Acupunk wrote:For me I feel as if though Bruce lee had grasped it but not through thousands of years of time tested experience. So it was as if his pressure(qi) was to high for his body to handle. Thus he was like a vb body with a rolls royce engine. They must both be developed with respect to each other.
That's a beautiful summary Acupunk of my views on Bruce too. Even in martial arts, Yi/personal signification and Fang/past community knowledge are good to be balanced.
I feel this is also potentially one of the problems with avant-garde approaches to therapy, ie. modern "energy" work, not just those derived from Eastern lineages, when they try to completely supercede those lineages and work off only a relatively superficial grasp of them. The fact that "it feels good" immediately is not the whole picture, and no assurance at all that we haven't detrimentally drawn on other things underneath that we have yet learnt to see, and the consequences of which we have yet learnt to connect. That's where the accumulated "thousands of years of time tested experience" comes in handy (if one goes to the effort to learn how to interpret them anyway).
The "It works" defence is not only dodgy from an objective scientific standpoint, it is also problematic from a classicist's point of view. There is a price to be paid for the many benefits of internal training... even if it seems to "feel good" immediately, have no doubt it can be dangerous stuff that demands respect and careful discrimination in what one chooses to do (and with whom). Remember, Qi is "energy", not energy, and (if nothing else) flowing through more Qi can burn more Jing. Qigong and meditation and martial arts and chakra work and "letting go of emotions", etc are not always benign, Chinese culture (popularly through literature and mythology) still understands that there are all sorts of ugly turns that can be taken.
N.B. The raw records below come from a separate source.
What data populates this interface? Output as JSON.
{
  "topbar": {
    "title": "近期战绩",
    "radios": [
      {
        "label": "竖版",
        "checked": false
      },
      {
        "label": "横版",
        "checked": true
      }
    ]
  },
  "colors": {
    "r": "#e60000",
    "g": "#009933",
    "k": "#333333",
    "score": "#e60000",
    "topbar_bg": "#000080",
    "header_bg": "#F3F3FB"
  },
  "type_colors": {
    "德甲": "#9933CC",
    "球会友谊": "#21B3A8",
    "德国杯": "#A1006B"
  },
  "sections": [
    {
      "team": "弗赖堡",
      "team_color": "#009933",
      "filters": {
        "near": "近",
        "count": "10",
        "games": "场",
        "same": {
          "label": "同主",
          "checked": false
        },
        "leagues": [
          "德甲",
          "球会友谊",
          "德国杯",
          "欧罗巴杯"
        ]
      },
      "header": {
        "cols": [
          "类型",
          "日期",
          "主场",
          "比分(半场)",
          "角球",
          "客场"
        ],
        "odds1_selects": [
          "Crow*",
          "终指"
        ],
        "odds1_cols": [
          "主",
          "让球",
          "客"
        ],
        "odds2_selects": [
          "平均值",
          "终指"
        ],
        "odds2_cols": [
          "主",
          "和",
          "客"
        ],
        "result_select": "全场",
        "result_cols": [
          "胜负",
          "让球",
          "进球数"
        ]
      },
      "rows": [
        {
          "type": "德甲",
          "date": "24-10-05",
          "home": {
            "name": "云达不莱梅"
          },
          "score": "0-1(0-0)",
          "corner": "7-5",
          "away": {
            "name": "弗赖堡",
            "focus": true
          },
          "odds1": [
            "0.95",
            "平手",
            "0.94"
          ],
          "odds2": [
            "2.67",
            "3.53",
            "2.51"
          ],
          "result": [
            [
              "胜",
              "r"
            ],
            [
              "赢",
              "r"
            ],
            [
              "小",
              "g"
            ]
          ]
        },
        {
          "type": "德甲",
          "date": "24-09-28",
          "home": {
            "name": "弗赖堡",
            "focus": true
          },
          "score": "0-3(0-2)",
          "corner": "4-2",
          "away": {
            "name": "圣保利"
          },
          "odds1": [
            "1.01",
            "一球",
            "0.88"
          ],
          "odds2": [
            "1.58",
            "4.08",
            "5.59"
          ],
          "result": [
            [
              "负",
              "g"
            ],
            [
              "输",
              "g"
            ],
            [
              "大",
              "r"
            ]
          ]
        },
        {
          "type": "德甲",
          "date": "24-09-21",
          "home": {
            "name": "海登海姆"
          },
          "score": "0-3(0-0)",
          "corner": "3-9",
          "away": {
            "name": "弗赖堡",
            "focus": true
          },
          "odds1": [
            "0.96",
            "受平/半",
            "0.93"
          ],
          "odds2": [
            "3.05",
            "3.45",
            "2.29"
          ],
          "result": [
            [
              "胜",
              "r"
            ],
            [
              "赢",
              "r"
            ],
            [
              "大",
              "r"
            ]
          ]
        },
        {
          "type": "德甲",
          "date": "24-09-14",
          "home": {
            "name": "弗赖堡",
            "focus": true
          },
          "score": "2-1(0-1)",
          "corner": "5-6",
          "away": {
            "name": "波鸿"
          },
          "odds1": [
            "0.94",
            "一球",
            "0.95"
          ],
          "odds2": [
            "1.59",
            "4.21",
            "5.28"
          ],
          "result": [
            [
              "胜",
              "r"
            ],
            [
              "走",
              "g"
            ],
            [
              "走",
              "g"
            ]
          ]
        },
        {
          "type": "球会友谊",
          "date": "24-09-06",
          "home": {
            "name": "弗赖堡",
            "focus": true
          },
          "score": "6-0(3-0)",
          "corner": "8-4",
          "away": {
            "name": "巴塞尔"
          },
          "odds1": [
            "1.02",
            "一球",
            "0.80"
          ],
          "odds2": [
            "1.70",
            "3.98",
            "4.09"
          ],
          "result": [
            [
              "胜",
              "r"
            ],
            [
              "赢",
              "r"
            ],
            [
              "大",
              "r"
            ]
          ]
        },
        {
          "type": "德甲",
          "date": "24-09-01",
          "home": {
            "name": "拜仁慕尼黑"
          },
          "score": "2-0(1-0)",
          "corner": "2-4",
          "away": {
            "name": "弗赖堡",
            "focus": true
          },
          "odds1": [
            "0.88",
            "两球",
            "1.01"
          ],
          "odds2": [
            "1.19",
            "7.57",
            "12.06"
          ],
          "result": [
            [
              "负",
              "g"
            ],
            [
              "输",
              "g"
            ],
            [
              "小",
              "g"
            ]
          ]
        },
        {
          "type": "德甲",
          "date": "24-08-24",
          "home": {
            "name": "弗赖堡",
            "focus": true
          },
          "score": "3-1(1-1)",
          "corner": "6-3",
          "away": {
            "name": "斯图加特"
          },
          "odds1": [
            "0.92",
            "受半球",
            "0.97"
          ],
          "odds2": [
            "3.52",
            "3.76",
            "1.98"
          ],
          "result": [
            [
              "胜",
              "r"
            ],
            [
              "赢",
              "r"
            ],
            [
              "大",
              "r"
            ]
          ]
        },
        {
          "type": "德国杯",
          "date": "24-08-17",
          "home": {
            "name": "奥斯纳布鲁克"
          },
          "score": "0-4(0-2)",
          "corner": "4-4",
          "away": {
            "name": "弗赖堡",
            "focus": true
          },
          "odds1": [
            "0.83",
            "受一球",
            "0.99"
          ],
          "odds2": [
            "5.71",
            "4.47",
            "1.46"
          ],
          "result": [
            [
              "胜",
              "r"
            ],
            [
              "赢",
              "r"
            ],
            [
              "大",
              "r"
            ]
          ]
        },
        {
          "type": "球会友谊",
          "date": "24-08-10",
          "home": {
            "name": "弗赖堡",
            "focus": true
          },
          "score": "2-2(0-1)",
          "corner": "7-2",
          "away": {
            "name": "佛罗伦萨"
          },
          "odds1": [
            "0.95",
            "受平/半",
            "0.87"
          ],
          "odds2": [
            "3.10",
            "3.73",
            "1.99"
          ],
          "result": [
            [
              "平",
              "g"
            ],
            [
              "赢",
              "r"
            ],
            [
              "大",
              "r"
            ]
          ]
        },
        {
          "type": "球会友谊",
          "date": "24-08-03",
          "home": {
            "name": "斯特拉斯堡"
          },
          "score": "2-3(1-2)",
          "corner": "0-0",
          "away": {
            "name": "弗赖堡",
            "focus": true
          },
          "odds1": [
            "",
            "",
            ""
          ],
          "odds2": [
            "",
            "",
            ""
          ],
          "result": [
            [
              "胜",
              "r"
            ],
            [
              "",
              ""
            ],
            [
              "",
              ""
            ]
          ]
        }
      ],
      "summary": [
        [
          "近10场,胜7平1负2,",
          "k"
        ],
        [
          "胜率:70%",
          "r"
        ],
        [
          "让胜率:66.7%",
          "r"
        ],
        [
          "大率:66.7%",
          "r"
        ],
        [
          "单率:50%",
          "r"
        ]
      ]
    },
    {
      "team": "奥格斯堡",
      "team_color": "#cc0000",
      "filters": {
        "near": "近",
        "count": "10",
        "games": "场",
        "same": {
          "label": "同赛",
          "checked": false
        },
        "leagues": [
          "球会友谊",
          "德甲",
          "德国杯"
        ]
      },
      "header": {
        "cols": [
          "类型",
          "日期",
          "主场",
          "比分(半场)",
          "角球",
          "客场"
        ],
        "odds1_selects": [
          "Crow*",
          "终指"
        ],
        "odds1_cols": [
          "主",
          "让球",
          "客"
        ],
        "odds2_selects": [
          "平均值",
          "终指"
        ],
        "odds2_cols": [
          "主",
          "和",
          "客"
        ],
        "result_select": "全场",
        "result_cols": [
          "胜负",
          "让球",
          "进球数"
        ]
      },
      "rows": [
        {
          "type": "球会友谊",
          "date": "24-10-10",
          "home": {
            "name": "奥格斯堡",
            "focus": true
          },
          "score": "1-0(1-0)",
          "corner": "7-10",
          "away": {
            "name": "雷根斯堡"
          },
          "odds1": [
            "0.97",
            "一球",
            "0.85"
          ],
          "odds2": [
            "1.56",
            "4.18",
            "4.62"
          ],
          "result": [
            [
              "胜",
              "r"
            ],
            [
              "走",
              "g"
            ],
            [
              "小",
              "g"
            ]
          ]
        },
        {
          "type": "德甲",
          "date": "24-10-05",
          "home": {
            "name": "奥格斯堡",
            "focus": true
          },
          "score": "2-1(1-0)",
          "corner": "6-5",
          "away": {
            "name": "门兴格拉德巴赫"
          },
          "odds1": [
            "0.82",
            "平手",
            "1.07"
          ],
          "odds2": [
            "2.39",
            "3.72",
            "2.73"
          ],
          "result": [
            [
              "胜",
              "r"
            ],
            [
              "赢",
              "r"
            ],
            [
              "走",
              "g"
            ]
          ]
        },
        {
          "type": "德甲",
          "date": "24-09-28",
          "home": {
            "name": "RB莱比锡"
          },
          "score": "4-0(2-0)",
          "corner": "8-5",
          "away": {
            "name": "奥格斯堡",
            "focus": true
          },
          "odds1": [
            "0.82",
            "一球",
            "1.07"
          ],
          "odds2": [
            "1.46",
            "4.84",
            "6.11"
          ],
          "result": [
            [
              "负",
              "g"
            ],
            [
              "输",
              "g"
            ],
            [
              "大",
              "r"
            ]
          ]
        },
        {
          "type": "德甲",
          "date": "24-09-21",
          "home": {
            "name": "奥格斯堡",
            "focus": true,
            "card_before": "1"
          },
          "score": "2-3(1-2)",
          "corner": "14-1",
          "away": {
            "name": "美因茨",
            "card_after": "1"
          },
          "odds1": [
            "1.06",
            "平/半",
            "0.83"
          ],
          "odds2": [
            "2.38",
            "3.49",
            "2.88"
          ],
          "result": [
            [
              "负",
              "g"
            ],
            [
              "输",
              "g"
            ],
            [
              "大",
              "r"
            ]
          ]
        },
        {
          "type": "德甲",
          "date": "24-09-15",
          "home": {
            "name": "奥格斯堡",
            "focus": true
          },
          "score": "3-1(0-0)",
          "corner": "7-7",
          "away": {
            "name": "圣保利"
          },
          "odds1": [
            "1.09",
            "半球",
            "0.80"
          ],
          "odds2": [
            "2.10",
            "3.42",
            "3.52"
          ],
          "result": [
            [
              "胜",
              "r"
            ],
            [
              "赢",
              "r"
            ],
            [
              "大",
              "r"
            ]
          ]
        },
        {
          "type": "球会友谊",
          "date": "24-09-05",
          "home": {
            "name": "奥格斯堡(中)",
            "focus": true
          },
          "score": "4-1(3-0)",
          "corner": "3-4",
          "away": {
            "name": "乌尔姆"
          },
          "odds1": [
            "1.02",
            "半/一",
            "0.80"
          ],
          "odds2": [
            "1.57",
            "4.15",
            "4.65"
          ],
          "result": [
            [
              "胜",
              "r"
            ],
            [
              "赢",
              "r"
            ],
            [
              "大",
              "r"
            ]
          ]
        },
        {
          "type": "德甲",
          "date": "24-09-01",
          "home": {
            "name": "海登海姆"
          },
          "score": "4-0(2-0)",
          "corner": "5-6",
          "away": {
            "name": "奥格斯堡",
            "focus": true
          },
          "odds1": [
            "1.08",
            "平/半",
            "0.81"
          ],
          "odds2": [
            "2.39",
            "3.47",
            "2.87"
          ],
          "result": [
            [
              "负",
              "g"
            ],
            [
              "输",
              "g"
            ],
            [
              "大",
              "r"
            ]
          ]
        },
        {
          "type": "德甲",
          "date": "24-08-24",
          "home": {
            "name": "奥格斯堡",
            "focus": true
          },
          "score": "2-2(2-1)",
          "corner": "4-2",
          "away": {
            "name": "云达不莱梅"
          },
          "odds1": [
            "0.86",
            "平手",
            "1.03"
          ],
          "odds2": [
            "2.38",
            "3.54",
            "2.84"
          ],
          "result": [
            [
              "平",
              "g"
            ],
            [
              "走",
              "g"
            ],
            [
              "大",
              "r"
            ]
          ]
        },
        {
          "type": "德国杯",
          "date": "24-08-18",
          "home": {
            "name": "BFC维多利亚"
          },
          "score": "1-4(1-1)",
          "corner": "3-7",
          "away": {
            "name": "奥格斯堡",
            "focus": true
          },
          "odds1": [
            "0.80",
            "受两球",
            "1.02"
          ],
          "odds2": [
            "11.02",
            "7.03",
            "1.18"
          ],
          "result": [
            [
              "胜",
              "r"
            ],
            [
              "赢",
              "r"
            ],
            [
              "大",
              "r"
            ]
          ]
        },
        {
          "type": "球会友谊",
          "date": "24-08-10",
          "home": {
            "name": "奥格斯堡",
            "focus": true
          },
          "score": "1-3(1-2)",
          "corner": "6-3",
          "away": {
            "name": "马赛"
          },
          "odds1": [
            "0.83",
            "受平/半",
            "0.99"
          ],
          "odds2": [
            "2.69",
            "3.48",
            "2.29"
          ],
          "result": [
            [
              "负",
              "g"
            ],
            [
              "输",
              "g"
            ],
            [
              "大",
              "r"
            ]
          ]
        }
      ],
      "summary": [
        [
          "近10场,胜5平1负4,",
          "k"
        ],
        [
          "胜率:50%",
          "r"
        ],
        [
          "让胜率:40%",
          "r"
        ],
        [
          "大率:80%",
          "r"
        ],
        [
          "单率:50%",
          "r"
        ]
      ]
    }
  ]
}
And I can think of few better ways to see this ourselves than a continually wider and deeper embrace of the existing literary tradition.
Personally, I'd be happier to see CM in the hands of modern scientific scepticism than those who believe classics but don't really try to deeply understand them (or at least try to stay in healthy contact with those that do). Even if a great deal of potential is lost in this strategy, at least modern scientific scepticism, in avoiding this side of traditional knowledge, also steers away from the (subtle, thus even more influential) dangers.